Genomics and proteomics and their potential application to disease and therapy persuaded Hope Mirendil to participate in the T-1 program. As a trainee, she is investigating whether cerebrospinal fluid (CSF) concentrations of the potent signaling molecule, lysophosphatidic acid (LPA), provide a clue to the etiology of hydrocephalus, one of the most common developmental disabilities. In previous research with an animal model, her lab has shown that LPA delivered into the mouse fetal brain causes distinct morphological and cellular changes in postnatal mice that are similar to those occurring in human hydrocephalus.
Her current research involves frequent collaborations with Rady Children’s Hospital physicians who provide CSF samples from normal babies as well as human infants with hydrocephalus. In a laboratory at TSRI, she is measuring the samples’ LPA levels and continuing to use the mouse model in order to understand the possible role of viral-mediated increases in LPA in fetal hydrocephalus. She also plans to investigate the possibility that drugs targeting LPA receptors could prevent viral-mediated fetal hydrocephalus.

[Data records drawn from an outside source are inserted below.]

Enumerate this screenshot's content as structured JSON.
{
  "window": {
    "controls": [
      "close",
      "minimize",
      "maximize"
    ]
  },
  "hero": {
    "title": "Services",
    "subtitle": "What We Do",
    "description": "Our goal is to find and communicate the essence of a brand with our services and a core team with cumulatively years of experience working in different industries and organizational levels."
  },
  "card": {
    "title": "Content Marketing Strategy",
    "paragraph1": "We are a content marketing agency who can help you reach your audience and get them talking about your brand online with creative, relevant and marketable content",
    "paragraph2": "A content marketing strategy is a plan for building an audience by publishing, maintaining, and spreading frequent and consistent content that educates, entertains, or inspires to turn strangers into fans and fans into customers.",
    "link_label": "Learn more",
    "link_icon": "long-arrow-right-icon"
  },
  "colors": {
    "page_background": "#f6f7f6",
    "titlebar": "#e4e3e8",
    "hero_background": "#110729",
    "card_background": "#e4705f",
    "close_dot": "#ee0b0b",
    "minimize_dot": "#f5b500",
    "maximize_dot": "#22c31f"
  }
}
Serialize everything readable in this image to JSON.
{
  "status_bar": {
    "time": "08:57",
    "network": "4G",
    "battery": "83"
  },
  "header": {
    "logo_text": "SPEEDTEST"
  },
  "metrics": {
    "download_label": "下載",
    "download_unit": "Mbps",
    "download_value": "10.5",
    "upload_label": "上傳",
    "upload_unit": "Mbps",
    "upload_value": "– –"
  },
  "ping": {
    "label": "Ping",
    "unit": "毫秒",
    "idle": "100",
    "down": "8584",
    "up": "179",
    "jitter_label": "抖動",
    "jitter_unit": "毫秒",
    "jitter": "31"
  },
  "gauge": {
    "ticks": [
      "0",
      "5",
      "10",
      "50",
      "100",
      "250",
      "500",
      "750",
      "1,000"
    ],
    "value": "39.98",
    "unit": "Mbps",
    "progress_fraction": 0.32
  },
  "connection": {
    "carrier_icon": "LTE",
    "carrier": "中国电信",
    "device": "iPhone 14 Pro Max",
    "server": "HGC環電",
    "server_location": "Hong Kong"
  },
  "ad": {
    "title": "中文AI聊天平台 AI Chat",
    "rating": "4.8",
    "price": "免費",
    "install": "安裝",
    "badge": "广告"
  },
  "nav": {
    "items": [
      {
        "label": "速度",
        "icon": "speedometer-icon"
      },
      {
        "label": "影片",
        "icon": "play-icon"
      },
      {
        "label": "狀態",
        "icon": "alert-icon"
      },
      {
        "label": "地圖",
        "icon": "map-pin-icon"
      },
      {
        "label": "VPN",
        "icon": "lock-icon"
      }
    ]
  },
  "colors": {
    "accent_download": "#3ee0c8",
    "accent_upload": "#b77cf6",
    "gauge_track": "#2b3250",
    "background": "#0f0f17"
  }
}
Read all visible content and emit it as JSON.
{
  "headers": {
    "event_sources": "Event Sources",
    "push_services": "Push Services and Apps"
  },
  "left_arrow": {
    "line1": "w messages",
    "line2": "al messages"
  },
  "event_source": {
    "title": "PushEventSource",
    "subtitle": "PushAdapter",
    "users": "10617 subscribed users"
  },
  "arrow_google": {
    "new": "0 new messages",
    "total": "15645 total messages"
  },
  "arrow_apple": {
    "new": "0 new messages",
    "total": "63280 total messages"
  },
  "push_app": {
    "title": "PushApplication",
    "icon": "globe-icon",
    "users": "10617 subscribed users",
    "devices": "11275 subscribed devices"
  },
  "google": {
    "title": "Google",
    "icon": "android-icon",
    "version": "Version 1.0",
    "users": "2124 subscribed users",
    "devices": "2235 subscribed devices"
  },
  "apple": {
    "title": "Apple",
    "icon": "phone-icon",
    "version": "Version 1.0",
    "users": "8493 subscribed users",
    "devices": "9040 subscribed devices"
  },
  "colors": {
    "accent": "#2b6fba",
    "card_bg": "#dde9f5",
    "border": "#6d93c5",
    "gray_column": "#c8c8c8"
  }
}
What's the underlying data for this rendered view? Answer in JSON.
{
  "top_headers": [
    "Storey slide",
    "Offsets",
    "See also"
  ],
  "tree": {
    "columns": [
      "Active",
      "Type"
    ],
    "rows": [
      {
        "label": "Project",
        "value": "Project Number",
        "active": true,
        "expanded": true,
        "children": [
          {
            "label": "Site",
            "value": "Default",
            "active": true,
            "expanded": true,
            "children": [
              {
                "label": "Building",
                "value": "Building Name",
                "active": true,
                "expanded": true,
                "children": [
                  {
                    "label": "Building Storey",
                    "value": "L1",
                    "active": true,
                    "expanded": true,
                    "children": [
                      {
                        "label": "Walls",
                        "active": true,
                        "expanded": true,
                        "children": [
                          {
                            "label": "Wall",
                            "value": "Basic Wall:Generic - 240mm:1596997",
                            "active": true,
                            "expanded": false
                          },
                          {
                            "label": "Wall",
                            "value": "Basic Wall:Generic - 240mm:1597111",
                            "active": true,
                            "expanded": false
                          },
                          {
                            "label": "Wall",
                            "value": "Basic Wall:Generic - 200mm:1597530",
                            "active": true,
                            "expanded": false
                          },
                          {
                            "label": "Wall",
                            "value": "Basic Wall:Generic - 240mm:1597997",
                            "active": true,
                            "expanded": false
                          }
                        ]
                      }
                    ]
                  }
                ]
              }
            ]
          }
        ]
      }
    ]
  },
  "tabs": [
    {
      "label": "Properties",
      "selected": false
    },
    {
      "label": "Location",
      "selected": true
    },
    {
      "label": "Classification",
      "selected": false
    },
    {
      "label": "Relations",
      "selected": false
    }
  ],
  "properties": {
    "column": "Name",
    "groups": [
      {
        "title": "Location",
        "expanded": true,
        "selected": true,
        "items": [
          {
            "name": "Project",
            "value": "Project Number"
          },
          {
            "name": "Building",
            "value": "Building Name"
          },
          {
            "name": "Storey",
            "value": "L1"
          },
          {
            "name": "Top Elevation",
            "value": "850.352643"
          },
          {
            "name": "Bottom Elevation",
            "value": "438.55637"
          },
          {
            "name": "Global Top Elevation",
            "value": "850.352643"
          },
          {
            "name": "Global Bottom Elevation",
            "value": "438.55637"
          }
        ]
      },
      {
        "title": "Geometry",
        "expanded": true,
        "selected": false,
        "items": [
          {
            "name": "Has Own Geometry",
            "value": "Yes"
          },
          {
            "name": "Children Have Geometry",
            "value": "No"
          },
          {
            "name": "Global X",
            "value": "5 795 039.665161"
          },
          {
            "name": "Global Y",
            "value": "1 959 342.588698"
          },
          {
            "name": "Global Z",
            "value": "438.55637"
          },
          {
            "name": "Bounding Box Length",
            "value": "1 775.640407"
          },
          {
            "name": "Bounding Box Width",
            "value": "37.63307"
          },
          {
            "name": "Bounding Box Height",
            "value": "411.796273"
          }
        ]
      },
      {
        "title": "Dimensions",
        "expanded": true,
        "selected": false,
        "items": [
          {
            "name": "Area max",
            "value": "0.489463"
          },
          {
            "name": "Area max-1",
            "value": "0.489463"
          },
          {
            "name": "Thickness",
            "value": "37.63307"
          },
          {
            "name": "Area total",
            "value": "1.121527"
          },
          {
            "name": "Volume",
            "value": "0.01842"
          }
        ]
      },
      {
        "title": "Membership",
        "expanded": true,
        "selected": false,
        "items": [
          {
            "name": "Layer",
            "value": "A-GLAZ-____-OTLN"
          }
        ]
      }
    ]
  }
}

Hope was awarded the B.S. degree in biotechnology from Calvin College in Grand Rapids, MI. As an undergraduate student, she was a summer research assistant in Calvin College’s Biology Department in 2005, 2006 and 2008. In 2007, she was a summer research assistant in the University of California at Los Angeles’ Microbiology, Immunology & Molecular Genetics Department.
In the laboratory, TL 1 trainee Katie Podshivalova investigates the role of microRNAs in the regulation of the immune system’s activation and subsequent differentiation of the CD4 T cells that lead the body’s immune response against pathogens.
In the clinic, Kate participates in clinical rotations in immunology at Scripps Health. Observing the diagnosis and treatment of patients with systemic lupus erythematosus and rheumatoid arthritis and interacting with clinicians enriches her perspective as a bench researcher dedicated to translational science.
In turn, she has spoken about the role of microRNAs in immunity and autoimmunity at Scripps Rheumatology Clinical Conferences.
Intrigued by the overlap of RNA biology and immunology, Kate hopes to define how microRNAs influence the post-transcriptional regulation of CD4 T cell activation. She hopes that her findings will reveal novel regulatory elements important to the diagnosis and treatment of autoimmune disease, immune deficiency as well as kidney transplant rejection.
Prior to her graduate studies at TSRI, Kate earned the B.S. degree in microbiology at the University of California, Santa Barbara and completed a two month research internship followed by a stint as a laboratory technician in TSRI’s Department of Immunology. In 2007-08, she was awarded TSRI’s Dean’s Fellowship. She is currently organizing the Biology Distinguished Lecturer Series sponsored by TSRI’s Kellogg School of Science and Technology.
Successful vaccines should elicit protective antibodies that have both specificity for a pathogen and the ability to efficiently clear it from the body. Antibody isotype is critical to efficient pathogen clearance, yet control of the cellular programs supporting this function is poorly understood.
As a T-1 trainee, Nathaniel Wang has launched an ambitious multidisciplinary project to elucidate the cellular and molecular mechanisms responsible for protective B cell memory.
He is currently investigating the roles of specific transcription factors in the development of IgG2a+ memory B cells lineage commitment, as well as dissecting their ongoing roles in survival, maintenance and reactivation in this subset.
After receiving the B.A. degree in molecular and cell biology at the University of California at Berkeley, Nathaniel was a research associate at Sangamo Biosciences, Inc., in Point Richmond, CA. As an undergraduate, he was a research intern at Genentech, Inc., in South San Francisco.